====== Provided records ======
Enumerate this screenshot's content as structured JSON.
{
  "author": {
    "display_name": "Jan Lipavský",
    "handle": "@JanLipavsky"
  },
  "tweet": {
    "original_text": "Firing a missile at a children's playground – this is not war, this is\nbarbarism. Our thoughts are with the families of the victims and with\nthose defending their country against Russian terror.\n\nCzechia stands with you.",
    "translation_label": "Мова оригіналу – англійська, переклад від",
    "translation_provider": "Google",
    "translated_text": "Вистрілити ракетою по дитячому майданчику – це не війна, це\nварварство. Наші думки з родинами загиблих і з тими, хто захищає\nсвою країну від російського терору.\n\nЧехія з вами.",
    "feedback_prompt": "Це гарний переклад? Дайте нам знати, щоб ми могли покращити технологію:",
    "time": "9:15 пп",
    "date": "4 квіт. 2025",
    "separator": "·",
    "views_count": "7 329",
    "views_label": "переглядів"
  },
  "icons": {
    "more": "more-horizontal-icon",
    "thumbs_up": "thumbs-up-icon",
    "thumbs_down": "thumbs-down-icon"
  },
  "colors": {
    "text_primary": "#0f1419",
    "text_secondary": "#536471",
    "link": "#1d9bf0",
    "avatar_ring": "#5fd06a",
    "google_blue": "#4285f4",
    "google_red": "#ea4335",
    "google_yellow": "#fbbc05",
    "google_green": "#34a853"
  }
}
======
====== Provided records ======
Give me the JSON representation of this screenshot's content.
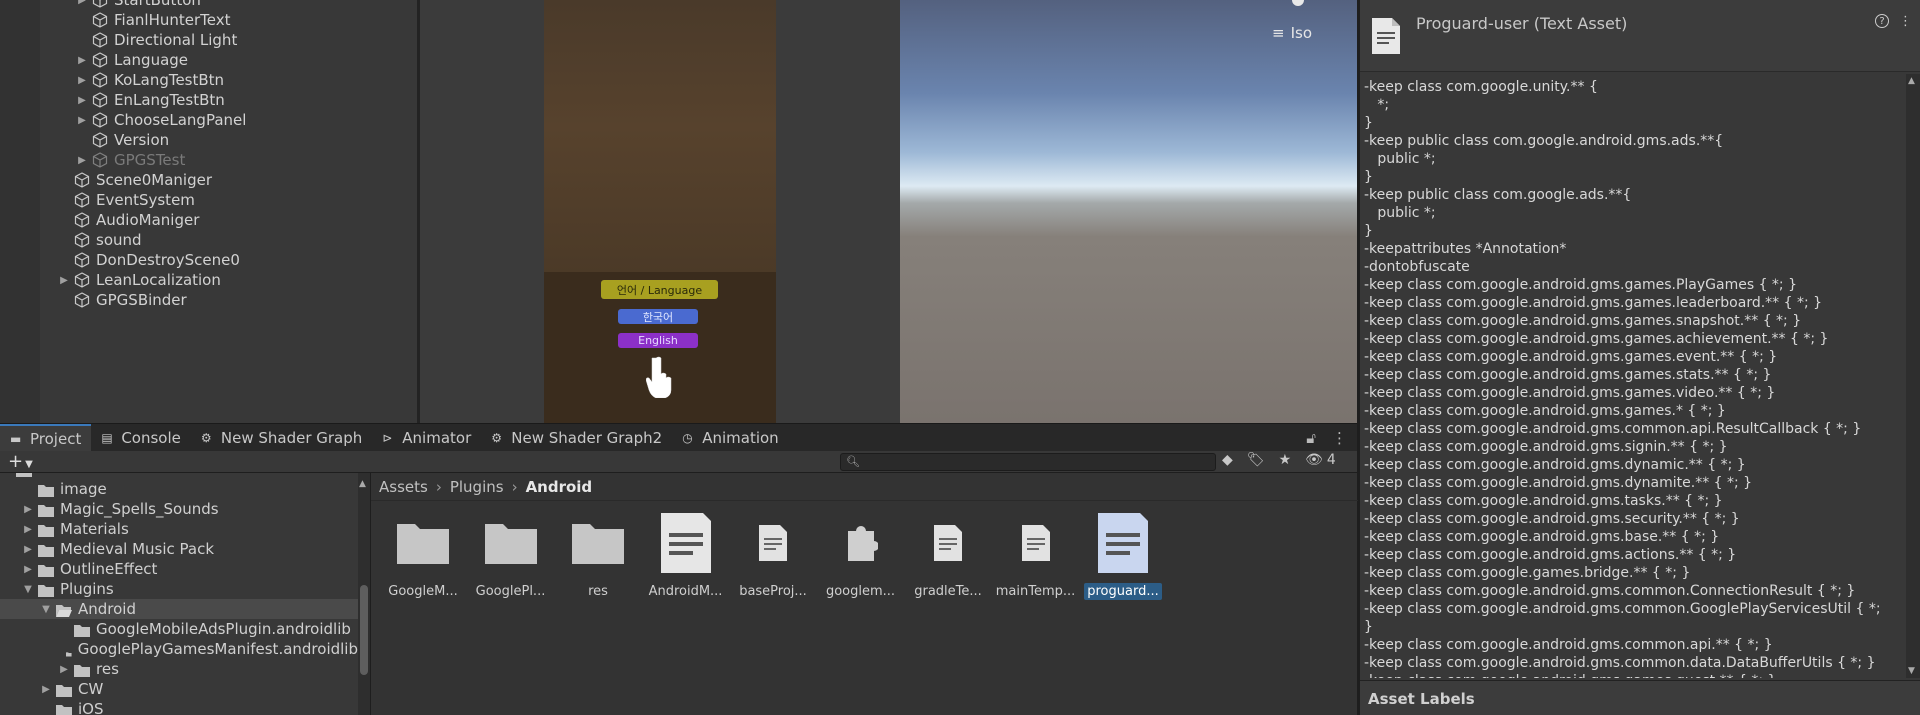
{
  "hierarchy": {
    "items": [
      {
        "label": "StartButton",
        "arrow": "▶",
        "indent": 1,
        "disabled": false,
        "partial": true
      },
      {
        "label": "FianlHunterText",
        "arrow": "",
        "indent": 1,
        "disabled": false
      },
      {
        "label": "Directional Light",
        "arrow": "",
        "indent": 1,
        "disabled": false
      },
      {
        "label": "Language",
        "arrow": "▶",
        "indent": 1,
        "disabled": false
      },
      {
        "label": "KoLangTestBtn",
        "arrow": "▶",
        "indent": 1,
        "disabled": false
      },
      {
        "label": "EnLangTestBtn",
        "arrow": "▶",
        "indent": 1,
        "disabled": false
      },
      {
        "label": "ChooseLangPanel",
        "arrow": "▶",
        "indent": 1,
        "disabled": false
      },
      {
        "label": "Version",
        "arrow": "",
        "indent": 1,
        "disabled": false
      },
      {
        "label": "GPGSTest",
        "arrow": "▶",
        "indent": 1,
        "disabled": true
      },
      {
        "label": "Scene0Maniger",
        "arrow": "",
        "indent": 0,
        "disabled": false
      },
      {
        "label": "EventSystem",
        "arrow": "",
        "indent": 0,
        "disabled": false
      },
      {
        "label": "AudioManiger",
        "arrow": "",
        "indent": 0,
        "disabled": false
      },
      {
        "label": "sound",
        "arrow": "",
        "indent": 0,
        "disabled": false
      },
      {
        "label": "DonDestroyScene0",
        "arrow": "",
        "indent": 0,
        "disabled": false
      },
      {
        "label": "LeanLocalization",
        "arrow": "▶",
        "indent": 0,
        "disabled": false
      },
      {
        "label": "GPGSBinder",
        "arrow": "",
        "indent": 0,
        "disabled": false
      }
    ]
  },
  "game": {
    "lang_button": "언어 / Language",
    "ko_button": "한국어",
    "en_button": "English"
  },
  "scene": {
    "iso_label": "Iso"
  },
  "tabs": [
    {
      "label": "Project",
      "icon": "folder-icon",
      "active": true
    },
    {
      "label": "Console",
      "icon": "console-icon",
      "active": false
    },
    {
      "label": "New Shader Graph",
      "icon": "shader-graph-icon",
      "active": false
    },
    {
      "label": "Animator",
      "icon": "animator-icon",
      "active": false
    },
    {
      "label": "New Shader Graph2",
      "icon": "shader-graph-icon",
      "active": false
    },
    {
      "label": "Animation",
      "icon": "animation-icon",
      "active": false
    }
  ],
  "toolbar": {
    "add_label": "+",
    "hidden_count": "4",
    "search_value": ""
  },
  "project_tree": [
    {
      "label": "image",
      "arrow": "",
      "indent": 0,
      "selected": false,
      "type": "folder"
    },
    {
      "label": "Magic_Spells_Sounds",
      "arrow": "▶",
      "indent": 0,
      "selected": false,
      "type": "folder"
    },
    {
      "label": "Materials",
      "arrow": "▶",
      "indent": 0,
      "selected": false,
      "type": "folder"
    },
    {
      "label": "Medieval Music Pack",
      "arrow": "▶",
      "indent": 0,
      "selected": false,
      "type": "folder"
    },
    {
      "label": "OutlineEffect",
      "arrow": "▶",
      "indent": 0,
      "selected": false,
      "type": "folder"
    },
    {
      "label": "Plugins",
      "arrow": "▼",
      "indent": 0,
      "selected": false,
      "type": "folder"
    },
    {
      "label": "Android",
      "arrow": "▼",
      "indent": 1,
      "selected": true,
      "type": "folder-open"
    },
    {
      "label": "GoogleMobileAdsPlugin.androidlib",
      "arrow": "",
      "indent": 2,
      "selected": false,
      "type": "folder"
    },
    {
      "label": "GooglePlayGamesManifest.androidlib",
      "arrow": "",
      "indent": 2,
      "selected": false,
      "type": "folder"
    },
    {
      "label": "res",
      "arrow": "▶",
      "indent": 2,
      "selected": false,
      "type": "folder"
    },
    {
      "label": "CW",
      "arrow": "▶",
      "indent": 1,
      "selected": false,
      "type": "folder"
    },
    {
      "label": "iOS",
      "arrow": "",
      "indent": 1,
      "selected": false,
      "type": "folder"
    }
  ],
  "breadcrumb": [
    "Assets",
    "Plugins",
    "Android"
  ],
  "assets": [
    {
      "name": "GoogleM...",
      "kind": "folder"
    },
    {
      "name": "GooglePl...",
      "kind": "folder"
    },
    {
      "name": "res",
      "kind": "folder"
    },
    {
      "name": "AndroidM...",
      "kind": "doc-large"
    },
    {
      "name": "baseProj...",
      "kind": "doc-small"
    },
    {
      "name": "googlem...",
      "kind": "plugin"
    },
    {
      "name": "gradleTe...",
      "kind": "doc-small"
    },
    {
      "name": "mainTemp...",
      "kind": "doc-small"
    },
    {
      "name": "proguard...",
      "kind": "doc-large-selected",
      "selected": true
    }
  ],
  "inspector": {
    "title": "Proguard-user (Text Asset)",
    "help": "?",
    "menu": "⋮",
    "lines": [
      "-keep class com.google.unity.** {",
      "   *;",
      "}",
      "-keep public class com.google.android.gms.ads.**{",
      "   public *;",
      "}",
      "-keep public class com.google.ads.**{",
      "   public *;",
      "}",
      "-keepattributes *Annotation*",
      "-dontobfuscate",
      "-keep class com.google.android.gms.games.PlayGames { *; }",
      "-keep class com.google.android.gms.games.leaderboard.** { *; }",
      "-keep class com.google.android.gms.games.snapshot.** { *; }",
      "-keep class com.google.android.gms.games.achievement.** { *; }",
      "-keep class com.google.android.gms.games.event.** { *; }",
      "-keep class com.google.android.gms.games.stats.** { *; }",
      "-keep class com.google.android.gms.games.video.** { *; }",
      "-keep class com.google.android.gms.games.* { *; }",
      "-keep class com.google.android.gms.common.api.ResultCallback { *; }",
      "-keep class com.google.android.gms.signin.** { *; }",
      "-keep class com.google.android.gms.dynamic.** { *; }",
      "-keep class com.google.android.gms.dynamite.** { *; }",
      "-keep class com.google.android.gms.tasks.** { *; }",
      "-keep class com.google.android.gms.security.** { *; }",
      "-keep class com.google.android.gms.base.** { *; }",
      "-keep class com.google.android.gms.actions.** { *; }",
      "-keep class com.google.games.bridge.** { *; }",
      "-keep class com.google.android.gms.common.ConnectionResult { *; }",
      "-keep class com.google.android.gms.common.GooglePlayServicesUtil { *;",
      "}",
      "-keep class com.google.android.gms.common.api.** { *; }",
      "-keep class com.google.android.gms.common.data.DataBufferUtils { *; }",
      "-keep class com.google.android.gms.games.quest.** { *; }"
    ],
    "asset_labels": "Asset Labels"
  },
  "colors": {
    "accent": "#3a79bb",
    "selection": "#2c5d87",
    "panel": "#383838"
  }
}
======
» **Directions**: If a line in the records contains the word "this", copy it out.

» **Exercise answer**:
Enumerate this screenshot's content as structured JSON.
    "original_text": "Firing a missile at a children's playground – this is not war, this is\nbarbarism. Our thoughts are with the families of the victims and with\nthose defending their country against Russian terror.\n\nCzechia stands with you.",
Give me the JSON representation of this screenshot's content.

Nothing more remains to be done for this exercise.